“There are less people here today than yesterday.”

It’s fewer, people! Fewer people!*

It’s an easy rule. I think you can handle it, my friends. If you’re talking about a bunch of things (multiple objects), you use fewer, fewest. Example: “I’ll order fewer pancakes next time.” If you say “less pancakes,” sorry, but I may think less of you.

If you’re talking about a single thing that is measurable, you use less, least. Example: “There was less pancake batter than I expected.”

So, you don’t say, “The Cubs scored less runs today.” You don’t say, “Zoe has less pennies in her piggy bank,” even though she has less money because of it.

Don’t be confused by the fact that you use more in both cases for the opposite situation: more batter, more pennies. You lucked out: one word fits all. Be happy about that. But don’t start using a single word in our original situation, when you really should be making a choice between the right one and the wrong one. Maybe if we are not lazy in our word choice, there is a better chance we will not be sloppy in our thinking.

To sum up: if something is countable and you remove some items, you have fewer. If something is measurable and you take away some of it, you have less.

Now go forth and use the damn words properly. It will make Stannis Baratheon happy (or, should we say, less miserable).


*Notice the comma in the first sentence? And the lack of comma in the second? See the difference in what I’m saying? No? Well, that’s another thing that is almost universally absent nowadays: the comma of direct address. I challenge you to find three people who know what that is. You see its absence all the time: “Hi Mama!” Goodbye, sweet comma-modulated clarity and grace.

This entry was posted in Random and tagged , . Bookmark the permalink.

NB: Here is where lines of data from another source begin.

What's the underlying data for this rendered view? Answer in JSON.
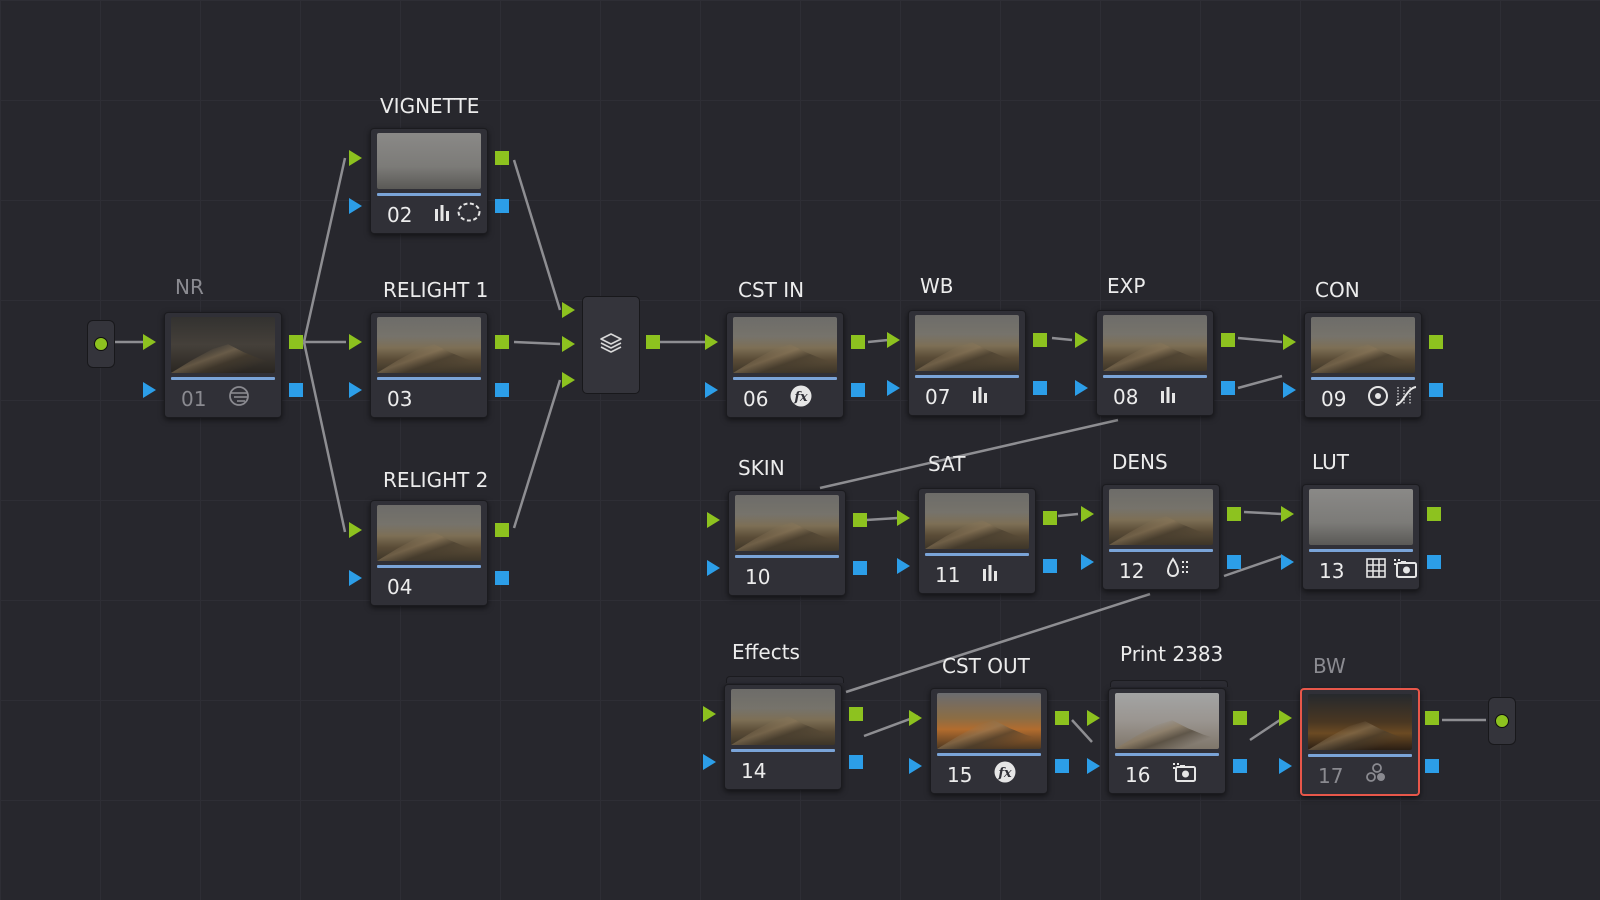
{
  "node_editor": {
    "input_terminal": {
      "name": "source-input"
    },
    "output_terminal": {
      "name": "clip-output"
    },
    "layer_mixer": {
      "icon": "layers-icon"
    },
    "nodes": [
      {
        "id": "n01",
        "label": "NR",
        "number": "01",
        "icons": [
          "noise-reduction-icon"
        ],
        "dim": true
      },
      {
        "id": "n02",
        "label": "VIGNETTE",
        "number": "02",
        "icons": [
          "levels-icon",
          "window-icon"
        ]
      },
      {
        "id": "n03",
        "label": "RELIGHT 1",
        "number": "03",
        "icons": []
      },
      {
        "id": "n04",
        "label": "RELIGHT 2",
        "number": "04",
        "icons": []
      },
      {
        "id": "n06",
        "label": "CST IN",
        "number": "06",
        "icons": [
          "fx-icon"
        ]
      },
      {
        "id": "n07",
        "label": "WB",
        "number": "07",
        "icons": [
          "levels-icon"
        ]
      },
      {
        "id": "n08",
        "label": "EXP",
        "number": "08",
        "icons": [
          "levels-icon"
        ]
      },
      {
        "id": "n09",
        "label": "CON",
        "number": "09",
        "icons": [
          "pivot-icon",
          "curves-icon"
        ]
      },
      {
        "id": "n10",
        "label": "SKIN",
        "number": "10",
        "icons": []
      },
      {
        "id": "n11",
        "label": "SAT",
        "number": "11",
        "icons": [
          "levels-icon"
        ]
      },
      {
        "id": "n12",
        "label": "DENS",
        "number": "12",
        "icons": [
          "density-icon"
        ]
      },
      {
        "id": "n13",
        "label": "LUT",
        "number": "13",
        "icons": [
          "lut-grid-icon",
          "key-camera-icon"
        ]
      },
      {
        "id": "n14",
        "label": "Effects",
        "number": "14",
        "icons": []
      },
      {
        "id": "n15",
        "label": "CST OUT",
        "number": "15",
        "icons": [
          "fx-icon"
        ]
      },
      {
        "id": "n16",
        "label": "Print 2383",
        "number": "16",
        "icons": [
          "key-camera-icon"
        ]
      },
      {
        "id": "n17",
        "label": "BW",
        "number": "17",
        "icons": [
          "rgb-mixer-icon"
        ],
        "dim": true,
        "selected": true
      }
    ]
  },
  "colors": {
    "background": "#27272d",
    "rgb_port": "#8dc21f",
    "key_port": "#2c9ee8",
    "wire": "#8e8e92",
    "selected_outline": "#e8574a"
  }
}
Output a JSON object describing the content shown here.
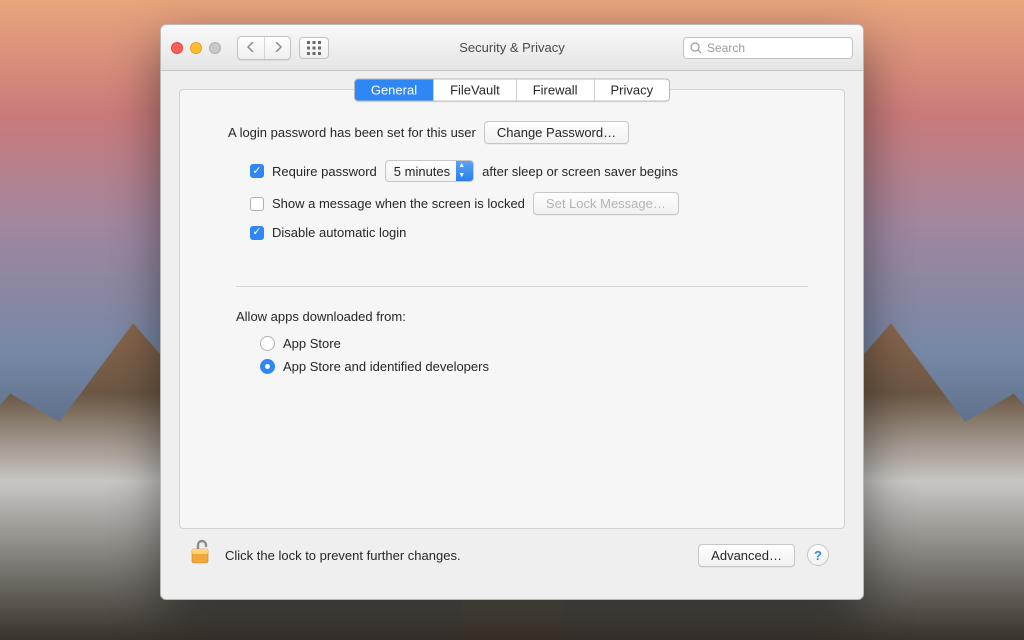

Trackbacks are closed, but you can post a comment.


  1. Noah Webster
    Posted August 7, 2017 at 10:24 pm | Permalink

    A similarly misused word: amount, as in, “The amount of people who say something like this is astounding.”

    Is this something new, or has it been going on for years without my noticing?

  2. Funk A. Wagnalls
    Posted November 27, 2017 at 11:07 pm | Permalink

    An interesting exception (or pseudo-exception): “When I bike to work, there is one less car on the road.” Perfectly acceptable! And not just because “one fewer car on the road” sounds absolutely illiterate. My guess is that “one less car” is actually a more modern-sounding reshuffling of “one car less,” i.e., the total number of cars is reduced by one. (“One car less” sounds old fashioned to me, at least.)

    Aside to commenter NW: you may need to make explicit that you want people to say “the number of people …”

Post a Comment

Your email is never published nor shared. Required fields are marked *

You may use these HTML tags and attributes <a href="" title=""> <abbr title=""> <acronym title=""> <b> <blockquote cite=""> <cite> <code> <del datetime=""> <em> <i> <q cite=""> <s> <strike> <strong>


Are you a bot? Not? Prove it! *

Print this post Print this post
  • Proverbs for Paranoids, 3: If they can get you asking the wrong questions, they don't have to worry about answers.
    Gravity’s Rainbow

    ‘Is it about a bicycle?’ he asked.
    The Third Policeman